Ziah: Yeah! They even asked Arrow if the show would be affected by it, and I could’ve sworn someone said Legends of Tomorrow definitely would? You’d think they’d at least dedicate a two-parter. Also, speaking of changing the timeline back, how hilarious was it that Barry goes all “I prioritized my happiness” when Cisco is rich, Caitlin is probably not constantly dealing with dead boyfriends, and his parents are happy?
Also, just putting this out there, maybe it would’ve been more heroic for the calculating villain who is constantly ruining Flash’s life to have escaped and changed it back, rather than Barry saying, “Aw, yeah, kill my mom, otherwise I gotta re-enact Failure To Launch, and I really don’t think I can emulate Matthew McConaughey's career past that”
Dylan: Ah yes, Failure To Launch. A true gem in the Matthew McConiverse.
Ziah: One of the pioneers in the “Leaning On Ladies” Rom-Com genre.
Dylan: Speaking of ladies who get leaned on, do you have any idea how wonderful it would have been for Flashpoint Caitlin to still have the worst dang luck with boyfriends? Also, you gotta hand it to this show to have “I need you to kill my mom,” being a thing the hero says to fix everything. Comics and comic book shows are weird, man. I mean, there’s the hint that Barry’s Flashpoint-ing kind of goofed things up in subtle ways that we’ll see as the season progresses; and not-so-coincidentally, gives the writers a chance to fix things that are more foundational to the show, like the Barry/Iris relationship that’s sort of been a stumbling block since Day One, but persists because Grant Gustin and Candice Patton have pretty good chemistry.
Ziah: Man, if they can fix that, I can finally stop wincing every time some future man tells her she’s Mrs. Allen, as if that’s not something she should be running screaming from.

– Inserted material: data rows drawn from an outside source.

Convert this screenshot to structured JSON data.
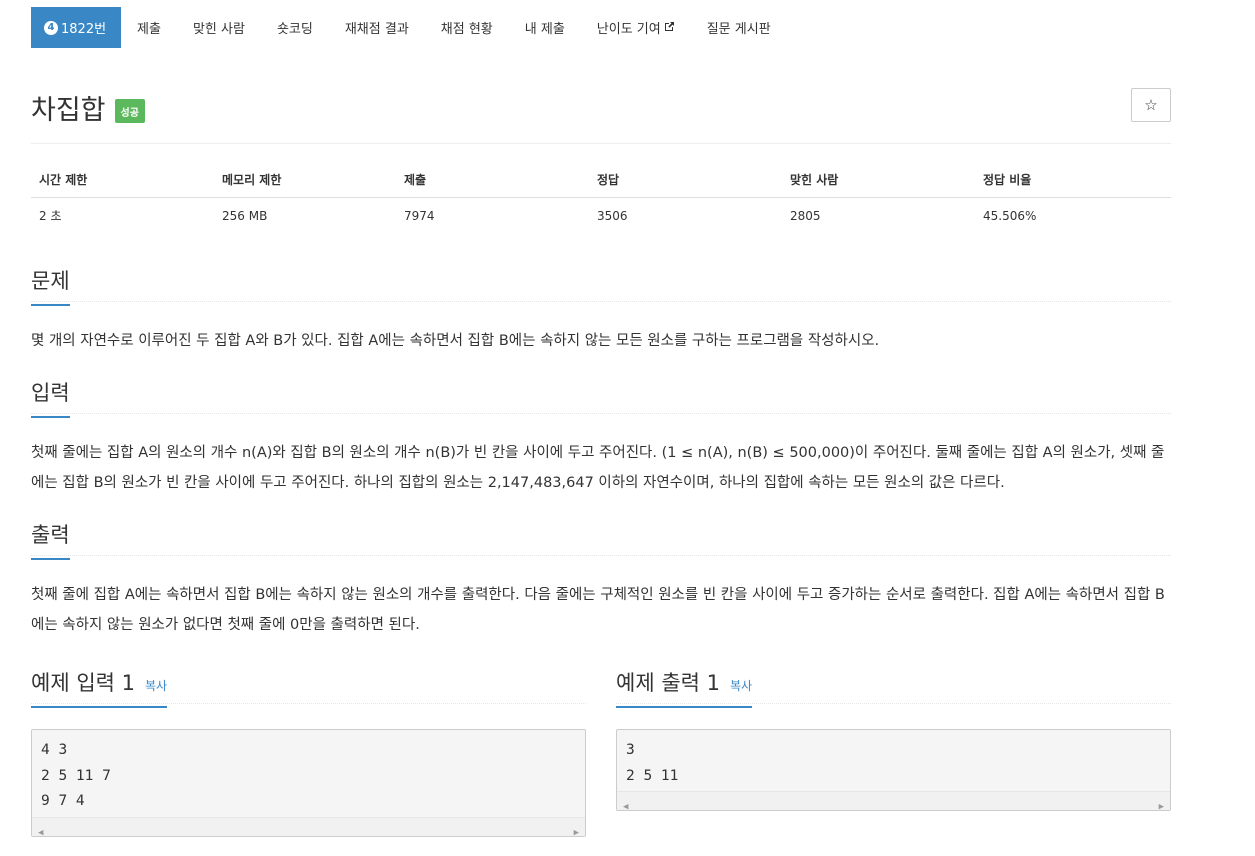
{
  "tabs": {
    "problem_number": "1822번",
    "tier": "4",
    "items": [
      "제출",
      "맞힌 사람",
      "숏코딩",
      "재채점 결과",
      "채점 현황",
      "내 제출",
      "난이도 기여",
      "질문 게시판"
    ]
  },
  "problem": {
    "title": "차집합",
    "badge": "성공",
    "star": "☆"
  },
  "info": {
    "headers": [
      "시간 제한",
      "메모리 제한",
      "제출",
      "정답",
      "맞힌 사람",
      "정답 비율"
    ],
    "values": [
      "2 초",
      "256 MB",
      "7974",
      "3506",
      "2805",
      "45.506%"
    ]
  },
  "sections": {
    "problem_title": "문제",
    "problem_text": "몇 개의 자연수로 이루어진 두 집합 A와 B가 있다. 집합 A에는 속하면서 집합 B에는 속하지 않는 모든 원소를 구하는 프로그램을 작성하시오.",
    "input_title": "입력",
    "input_text": "첫째 줄에는 집합 A의 원소의 개수 n(A)와 집합 B의 원소의 개수 n(B)가 빈 칸을 사이에 두고 주어진다. (1 ≤ n(A), n(B) ≤ 500,000)이 주어진다. 둘째 줄에는 집합 A의 원소가, 셋째 줄에는 집합 B의 원소가 빈 칸을 사이에 두고 주어진다. 하나의 집합의 원소는 2,147,483,647 이하의 자연수이며, 하나의 집합에 속하는 모든 원소의 값은 다르다.",
    "output_title": "출력",
    "output_text": "첫째 줄에 집합 A에는 속하면서 집합 B에는 속하지 않는 원소의 개수를 출력한다. 다음 줄에는 구체적인 원소를 빈 칸을 사이에 두고 증가하는 순서로 출력한다. 집합 A에는 속하면서 집합 B에는 속하지 않는 원소가 없다면 첫째 줄에 0만을 출력하면 된다."
  },
  "samples": {
    "input_title": "예제 입력 1",
    "output_title": "예제 출력 1",
    "copy_label": "복사",
    "input_lines": [
      "4 3",
      "2 5 11 7",
      "9 7 4"
    ],
    "output_lines": [
      "3",
      "2 5 11"
    ]
  },
  "colors": {
    "accent": "#3a87c6",
    "success": "#5cb85c"
  }
}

Well, anyway, here’s to being back to writing these with you, Dylan. Here’s hoping we don’t have any more incredibly boring speedster villains for Barry to fight all season.
Dylan: I admire your youthful naivete, Ziah. Until next week, fellow Flashers!